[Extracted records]
------------------------------------

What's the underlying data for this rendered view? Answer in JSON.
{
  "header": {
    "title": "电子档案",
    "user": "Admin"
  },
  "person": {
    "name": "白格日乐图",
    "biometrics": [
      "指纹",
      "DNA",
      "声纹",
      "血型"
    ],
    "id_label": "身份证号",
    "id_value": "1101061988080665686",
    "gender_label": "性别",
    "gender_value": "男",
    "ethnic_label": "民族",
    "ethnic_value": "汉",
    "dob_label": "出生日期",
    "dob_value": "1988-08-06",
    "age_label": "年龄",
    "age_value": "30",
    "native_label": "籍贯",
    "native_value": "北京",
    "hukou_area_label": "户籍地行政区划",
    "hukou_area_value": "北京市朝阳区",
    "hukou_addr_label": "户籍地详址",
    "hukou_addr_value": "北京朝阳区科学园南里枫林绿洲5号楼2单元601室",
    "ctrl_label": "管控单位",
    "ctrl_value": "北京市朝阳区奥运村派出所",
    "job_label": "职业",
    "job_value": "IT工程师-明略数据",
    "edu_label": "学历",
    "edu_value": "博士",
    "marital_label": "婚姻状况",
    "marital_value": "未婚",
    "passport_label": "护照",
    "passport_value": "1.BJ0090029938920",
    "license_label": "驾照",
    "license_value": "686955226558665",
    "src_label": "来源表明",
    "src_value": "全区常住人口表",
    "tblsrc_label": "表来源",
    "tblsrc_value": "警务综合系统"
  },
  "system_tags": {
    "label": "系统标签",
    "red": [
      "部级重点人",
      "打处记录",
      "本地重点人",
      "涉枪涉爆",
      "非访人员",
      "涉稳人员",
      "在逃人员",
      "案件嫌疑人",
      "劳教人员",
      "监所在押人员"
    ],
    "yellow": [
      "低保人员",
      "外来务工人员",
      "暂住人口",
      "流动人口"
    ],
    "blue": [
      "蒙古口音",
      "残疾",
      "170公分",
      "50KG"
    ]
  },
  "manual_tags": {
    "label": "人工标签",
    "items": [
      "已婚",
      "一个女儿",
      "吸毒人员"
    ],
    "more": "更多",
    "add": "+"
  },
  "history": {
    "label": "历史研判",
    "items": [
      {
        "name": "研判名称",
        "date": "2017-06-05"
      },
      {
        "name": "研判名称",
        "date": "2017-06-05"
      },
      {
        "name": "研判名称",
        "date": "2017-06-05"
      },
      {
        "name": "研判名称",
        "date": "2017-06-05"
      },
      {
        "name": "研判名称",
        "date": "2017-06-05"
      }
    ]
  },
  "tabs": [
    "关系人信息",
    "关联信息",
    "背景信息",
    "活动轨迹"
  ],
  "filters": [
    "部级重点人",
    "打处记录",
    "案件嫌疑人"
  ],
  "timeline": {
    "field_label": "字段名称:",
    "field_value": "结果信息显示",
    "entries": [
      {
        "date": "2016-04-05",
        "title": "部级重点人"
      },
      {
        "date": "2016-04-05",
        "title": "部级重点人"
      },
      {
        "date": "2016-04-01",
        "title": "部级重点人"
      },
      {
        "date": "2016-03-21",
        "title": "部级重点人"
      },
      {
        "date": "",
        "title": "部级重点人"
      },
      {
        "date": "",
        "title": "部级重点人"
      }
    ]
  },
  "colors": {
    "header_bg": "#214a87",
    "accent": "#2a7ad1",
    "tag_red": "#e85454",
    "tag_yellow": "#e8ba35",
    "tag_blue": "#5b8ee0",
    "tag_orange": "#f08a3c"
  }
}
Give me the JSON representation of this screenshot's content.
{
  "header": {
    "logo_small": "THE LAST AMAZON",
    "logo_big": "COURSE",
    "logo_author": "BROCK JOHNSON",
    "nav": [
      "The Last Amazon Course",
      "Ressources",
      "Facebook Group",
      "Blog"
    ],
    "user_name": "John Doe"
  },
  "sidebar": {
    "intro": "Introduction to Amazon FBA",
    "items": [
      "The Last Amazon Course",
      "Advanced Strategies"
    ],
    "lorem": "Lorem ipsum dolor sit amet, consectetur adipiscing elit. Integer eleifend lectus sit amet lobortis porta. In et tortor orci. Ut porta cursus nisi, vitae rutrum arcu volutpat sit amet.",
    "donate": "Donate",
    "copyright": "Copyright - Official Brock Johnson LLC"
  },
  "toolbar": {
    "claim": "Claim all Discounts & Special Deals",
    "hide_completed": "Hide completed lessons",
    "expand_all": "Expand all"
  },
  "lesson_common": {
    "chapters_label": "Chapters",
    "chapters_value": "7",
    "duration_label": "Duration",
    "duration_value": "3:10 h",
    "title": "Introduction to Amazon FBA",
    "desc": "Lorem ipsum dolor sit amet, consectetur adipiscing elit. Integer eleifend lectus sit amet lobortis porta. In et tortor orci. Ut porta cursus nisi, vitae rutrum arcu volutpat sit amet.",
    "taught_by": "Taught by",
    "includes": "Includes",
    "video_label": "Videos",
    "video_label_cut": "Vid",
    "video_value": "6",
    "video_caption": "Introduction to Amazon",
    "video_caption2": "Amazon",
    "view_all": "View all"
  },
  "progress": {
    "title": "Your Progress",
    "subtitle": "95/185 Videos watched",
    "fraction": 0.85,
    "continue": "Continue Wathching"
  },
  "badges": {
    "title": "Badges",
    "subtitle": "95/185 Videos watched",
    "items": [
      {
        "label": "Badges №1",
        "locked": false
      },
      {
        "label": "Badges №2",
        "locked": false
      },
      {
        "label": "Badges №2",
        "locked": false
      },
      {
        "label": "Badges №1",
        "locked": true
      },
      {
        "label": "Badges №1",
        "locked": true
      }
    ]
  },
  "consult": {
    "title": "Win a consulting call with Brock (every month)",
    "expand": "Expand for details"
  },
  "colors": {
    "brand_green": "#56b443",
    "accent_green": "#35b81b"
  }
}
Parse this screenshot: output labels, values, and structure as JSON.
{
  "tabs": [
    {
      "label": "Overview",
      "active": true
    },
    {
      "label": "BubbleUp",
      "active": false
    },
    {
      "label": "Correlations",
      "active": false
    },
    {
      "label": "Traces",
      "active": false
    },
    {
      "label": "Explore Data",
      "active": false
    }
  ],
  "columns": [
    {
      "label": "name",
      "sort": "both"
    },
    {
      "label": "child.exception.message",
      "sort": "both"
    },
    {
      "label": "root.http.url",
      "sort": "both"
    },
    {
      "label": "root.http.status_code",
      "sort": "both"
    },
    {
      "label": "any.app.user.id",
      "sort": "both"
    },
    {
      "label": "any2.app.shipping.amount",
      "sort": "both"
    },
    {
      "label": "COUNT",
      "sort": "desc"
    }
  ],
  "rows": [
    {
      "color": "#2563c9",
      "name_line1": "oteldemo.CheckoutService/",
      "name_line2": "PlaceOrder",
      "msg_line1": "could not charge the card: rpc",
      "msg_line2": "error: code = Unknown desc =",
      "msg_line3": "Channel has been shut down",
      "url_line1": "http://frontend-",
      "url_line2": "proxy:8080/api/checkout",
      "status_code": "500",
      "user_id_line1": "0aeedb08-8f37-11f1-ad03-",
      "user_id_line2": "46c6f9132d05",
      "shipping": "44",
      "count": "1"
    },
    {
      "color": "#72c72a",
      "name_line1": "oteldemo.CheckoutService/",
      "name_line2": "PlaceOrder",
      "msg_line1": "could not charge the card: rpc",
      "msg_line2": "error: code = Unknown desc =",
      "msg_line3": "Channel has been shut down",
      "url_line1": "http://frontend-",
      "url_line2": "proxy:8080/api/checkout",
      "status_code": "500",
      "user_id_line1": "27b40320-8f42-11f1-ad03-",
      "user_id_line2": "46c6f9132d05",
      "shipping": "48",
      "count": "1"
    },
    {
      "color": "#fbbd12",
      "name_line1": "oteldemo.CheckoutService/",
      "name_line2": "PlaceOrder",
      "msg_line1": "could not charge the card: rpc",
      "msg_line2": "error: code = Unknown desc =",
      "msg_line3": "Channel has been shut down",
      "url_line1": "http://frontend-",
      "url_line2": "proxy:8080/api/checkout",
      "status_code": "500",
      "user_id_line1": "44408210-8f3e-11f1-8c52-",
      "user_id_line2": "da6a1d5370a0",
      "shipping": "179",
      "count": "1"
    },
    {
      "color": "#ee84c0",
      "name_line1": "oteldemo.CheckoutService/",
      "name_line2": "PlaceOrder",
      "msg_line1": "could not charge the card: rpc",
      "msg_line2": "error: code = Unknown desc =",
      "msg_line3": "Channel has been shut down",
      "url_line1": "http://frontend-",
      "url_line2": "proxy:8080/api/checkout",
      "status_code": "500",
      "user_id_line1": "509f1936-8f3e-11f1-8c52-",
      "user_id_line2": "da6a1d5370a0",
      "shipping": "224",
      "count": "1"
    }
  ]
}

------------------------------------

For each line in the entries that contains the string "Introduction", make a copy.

▶ Exercise result
    "intro": "Introduction to Amazon FBA",
    "title": "Introduction to Amazon FBA",
    "video_caption": "Introduction to Amazon",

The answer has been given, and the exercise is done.